Graduate Program

A chinese lion statue

The FRRB graduate education puts a strong emphasis on scientific communication as well as traditional high expectations for original research. It is a goal to have students graduate in 4 to 5 years, hopefully closer to 4 years. To meet this goal the student is required to take the PhD Comprehensive Examination no later than the beginning of their sixth semester, (see Figure 1 above). This examination has the form of a research proposal in NIH format (with minor changes) over the research they propose for their PhD thesis. The proposal should have some preliminary data and have all the elements expected in the actual proposal body of an NIH R01 application.

To accomplish this goal, the student must be in the lab from the very beginning of their graduate career, which allows them to learn the laboratory aspects of a subject area. But equally important is that they learn what is realistically possible and what cannot be done in the lab to address a research hypothesis.
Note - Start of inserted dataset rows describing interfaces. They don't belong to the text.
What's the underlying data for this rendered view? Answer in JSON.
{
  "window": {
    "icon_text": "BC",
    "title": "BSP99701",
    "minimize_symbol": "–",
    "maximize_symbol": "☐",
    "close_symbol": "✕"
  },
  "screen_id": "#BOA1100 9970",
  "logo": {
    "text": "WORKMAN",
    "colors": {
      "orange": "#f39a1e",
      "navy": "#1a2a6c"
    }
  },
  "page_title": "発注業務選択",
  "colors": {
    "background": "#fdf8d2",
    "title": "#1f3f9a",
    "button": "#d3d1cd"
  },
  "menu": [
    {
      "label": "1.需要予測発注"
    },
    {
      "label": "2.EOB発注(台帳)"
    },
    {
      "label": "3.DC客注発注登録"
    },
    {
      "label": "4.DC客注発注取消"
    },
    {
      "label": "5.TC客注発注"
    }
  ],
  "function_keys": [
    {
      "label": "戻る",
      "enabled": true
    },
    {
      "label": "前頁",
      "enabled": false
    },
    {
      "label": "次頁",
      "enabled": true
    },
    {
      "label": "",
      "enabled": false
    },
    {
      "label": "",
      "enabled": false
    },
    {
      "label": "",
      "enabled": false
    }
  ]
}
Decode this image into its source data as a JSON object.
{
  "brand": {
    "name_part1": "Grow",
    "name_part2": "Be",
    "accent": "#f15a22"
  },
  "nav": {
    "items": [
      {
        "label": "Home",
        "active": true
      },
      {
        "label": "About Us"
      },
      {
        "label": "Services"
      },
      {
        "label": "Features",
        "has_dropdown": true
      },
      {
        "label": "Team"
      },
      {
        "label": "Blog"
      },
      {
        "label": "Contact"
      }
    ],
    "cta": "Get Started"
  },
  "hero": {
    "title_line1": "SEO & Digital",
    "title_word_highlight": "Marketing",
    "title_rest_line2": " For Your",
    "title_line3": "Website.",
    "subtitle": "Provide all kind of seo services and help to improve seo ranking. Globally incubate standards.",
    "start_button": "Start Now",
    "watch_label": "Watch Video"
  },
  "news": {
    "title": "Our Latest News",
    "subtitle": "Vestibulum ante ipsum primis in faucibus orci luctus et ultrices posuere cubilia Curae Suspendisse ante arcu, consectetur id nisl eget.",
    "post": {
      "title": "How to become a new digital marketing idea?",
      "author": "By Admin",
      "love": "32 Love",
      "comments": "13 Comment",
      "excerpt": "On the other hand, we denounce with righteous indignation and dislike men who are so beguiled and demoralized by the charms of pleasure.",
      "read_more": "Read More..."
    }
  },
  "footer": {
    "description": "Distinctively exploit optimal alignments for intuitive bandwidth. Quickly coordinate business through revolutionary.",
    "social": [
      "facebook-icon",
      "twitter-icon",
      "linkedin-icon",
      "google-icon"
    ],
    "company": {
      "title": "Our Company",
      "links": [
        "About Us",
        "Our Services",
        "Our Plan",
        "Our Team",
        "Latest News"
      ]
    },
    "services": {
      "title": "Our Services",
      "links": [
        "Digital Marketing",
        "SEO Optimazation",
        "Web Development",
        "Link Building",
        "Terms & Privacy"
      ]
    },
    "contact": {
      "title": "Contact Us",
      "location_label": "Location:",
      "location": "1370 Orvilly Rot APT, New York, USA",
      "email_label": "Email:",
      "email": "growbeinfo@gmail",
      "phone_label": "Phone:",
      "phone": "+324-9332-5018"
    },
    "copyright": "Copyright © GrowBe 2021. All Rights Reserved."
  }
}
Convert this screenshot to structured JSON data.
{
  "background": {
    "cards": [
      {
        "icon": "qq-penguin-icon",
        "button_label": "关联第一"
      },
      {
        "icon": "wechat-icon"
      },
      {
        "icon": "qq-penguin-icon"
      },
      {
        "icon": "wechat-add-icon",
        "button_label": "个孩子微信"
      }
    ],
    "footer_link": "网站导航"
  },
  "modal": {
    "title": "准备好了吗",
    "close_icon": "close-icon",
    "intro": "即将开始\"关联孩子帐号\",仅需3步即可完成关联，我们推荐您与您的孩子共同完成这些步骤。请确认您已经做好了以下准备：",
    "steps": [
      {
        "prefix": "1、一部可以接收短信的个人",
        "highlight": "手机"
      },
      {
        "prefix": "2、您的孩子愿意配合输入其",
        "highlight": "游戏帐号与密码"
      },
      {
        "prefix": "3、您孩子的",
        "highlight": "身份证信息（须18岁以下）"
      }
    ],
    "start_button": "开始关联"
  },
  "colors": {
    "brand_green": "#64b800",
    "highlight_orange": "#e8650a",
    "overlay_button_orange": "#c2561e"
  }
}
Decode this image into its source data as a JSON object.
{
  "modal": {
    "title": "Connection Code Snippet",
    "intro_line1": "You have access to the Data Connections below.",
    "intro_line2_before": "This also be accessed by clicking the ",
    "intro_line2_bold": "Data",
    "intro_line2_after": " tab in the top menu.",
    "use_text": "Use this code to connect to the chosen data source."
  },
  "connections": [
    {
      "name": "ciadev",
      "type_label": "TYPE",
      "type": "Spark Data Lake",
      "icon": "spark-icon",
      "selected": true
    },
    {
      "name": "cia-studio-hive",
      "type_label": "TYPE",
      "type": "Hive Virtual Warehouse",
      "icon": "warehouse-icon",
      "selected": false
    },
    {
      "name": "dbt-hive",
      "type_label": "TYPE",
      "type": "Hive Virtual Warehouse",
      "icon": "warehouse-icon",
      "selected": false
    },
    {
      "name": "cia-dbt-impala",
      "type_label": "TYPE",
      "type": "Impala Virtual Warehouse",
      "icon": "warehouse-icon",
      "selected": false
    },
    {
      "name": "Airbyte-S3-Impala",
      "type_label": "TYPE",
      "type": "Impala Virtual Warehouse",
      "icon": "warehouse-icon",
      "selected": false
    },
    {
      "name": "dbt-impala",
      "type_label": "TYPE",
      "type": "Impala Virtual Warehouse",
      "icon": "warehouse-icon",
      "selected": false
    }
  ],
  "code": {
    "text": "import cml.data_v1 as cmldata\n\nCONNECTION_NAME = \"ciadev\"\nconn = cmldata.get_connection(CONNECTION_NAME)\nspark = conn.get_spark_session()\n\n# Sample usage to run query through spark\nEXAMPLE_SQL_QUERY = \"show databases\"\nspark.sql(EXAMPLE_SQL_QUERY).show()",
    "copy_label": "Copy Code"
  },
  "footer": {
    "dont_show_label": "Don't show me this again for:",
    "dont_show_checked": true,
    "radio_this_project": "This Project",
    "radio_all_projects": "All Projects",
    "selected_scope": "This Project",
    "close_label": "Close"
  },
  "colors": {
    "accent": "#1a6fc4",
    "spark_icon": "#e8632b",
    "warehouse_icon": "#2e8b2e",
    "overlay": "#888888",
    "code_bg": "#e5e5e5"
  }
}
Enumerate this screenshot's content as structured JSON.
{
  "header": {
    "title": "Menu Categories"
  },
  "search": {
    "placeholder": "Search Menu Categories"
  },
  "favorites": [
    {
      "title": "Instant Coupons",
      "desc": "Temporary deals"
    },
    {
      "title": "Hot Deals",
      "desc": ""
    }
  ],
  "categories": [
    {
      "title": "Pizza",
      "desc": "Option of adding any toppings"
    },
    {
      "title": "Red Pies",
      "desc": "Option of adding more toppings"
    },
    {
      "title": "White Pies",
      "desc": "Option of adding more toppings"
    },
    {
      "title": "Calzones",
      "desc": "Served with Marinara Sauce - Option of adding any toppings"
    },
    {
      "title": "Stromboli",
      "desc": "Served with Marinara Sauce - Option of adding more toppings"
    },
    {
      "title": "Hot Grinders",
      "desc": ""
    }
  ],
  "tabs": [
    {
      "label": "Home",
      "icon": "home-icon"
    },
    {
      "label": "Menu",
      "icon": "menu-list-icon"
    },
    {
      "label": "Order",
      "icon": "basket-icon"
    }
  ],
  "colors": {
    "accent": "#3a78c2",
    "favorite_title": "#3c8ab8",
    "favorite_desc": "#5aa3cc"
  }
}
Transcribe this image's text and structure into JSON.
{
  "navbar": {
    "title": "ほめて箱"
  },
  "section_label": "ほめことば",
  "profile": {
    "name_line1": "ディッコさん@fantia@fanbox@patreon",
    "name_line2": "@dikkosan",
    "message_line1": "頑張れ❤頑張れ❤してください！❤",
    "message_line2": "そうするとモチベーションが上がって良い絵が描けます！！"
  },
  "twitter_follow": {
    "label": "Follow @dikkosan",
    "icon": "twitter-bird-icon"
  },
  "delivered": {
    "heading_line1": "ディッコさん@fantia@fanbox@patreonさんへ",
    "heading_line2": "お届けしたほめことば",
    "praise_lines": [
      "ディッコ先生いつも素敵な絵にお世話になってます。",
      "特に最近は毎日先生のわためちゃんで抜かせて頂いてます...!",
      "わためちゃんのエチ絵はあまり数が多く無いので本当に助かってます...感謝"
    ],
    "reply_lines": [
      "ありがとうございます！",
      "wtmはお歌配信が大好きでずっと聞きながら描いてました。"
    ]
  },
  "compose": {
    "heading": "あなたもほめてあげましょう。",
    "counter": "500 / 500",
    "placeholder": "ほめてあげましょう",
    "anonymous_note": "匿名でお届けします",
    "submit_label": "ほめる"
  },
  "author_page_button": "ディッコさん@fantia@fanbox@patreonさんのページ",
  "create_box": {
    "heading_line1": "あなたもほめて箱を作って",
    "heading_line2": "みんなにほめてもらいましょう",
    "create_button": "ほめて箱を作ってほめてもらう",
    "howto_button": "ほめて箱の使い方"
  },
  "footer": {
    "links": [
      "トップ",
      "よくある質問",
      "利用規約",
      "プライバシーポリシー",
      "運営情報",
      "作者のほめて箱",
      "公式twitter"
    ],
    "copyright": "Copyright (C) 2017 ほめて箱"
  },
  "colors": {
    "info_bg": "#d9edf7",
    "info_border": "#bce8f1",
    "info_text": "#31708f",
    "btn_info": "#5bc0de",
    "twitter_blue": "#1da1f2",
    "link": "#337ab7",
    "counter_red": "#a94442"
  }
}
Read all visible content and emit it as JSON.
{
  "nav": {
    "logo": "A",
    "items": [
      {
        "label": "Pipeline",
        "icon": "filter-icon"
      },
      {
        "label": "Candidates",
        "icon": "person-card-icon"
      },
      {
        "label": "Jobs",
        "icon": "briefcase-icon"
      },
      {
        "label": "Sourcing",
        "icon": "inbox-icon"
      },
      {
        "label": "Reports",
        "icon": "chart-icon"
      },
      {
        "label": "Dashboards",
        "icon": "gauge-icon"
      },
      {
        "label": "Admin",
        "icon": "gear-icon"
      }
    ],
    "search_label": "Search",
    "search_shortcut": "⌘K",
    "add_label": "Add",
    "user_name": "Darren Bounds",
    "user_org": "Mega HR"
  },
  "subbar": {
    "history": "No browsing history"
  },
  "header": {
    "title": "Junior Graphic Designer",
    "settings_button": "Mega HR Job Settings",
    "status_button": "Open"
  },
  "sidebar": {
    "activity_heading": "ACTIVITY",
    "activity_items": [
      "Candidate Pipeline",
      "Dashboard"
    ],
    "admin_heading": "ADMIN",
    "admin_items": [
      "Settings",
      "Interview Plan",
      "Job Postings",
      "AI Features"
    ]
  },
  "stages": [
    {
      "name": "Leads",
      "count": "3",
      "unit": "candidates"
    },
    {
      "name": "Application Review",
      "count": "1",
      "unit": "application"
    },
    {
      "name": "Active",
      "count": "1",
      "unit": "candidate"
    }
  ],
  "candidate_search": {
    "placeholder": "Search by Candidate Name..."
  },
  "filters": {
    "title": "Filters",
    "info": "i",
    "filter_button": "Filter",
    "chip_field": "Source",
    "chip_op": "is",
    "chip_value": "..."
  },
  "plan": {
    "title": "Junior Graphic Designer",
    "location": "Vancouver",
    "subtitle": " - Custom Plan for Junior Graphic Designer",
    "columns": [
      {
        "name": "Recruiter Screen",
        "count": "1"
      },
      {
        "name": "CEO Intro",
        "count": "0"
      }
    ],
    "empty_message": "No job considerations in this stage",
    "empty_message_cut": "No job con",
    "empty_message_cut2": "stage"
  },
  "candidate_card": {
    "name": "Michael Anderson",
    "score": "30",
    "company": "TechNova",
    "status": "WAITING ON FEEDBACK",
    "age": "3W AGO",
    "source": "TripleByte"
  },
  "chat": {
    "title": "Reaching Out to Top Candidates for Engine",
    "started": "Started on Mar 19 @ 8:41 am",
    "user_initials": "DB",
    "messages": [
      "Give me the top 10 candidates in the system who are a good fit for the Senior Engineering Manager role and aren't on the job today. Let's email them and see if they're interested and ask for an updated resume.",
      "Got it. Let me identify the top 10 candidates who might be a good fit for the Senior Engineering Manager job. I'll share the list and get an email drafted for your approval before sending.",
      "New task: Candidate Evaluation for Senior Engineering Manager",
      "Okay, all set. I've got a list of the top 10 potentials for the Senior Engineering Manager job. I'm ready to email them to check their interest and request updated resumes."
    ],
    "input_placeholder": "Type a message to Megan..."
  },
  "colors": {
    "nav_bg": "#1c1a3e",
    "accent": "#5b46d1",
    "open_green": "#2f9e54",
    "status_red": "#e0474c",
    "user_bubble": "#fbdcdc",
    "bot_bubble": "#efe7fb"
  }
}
Thus, the comprehensive examination proposals are of high quality and contain the core of their final PhD thesis.

Written assignments coupled with the required research reports give the student the skills needed to prepare a rigorous research proposal for the comprehensive examination as well as a high quality PhD thesis. The students can then prepare excellent manuscripts from their research for publication.

Oral communication skills are also stressed in the FRRB graduate program. Students are required to present several formal public seminars that are immediately critiqued by program faculty. In addition, students present their research progress many times (6-10) in more informal settings and are also required to lead several journal club discussions during their graduate careers.

All students are encouraged to prepare poster presentations for as many of the on-campus research forums as possible, generally two or three each year. This initiates the students to the skill of presentation of research at scientific meetings. The FRRB Program makes every effort to ensure that all students have the opportunity to present their work at appropriate national and international scientific meetings.

It is all of these elements of the FRRB graduate program working in concert that allow the student to progress rapidly to the goal of a PhD and then be successful in their professional career.

The detailed policies and academic guidelines can be viewed at:
Guidelines Fall 2013
Guidelines Fall 2010
Guidelines Fall 2009
Guidelines Fall 2008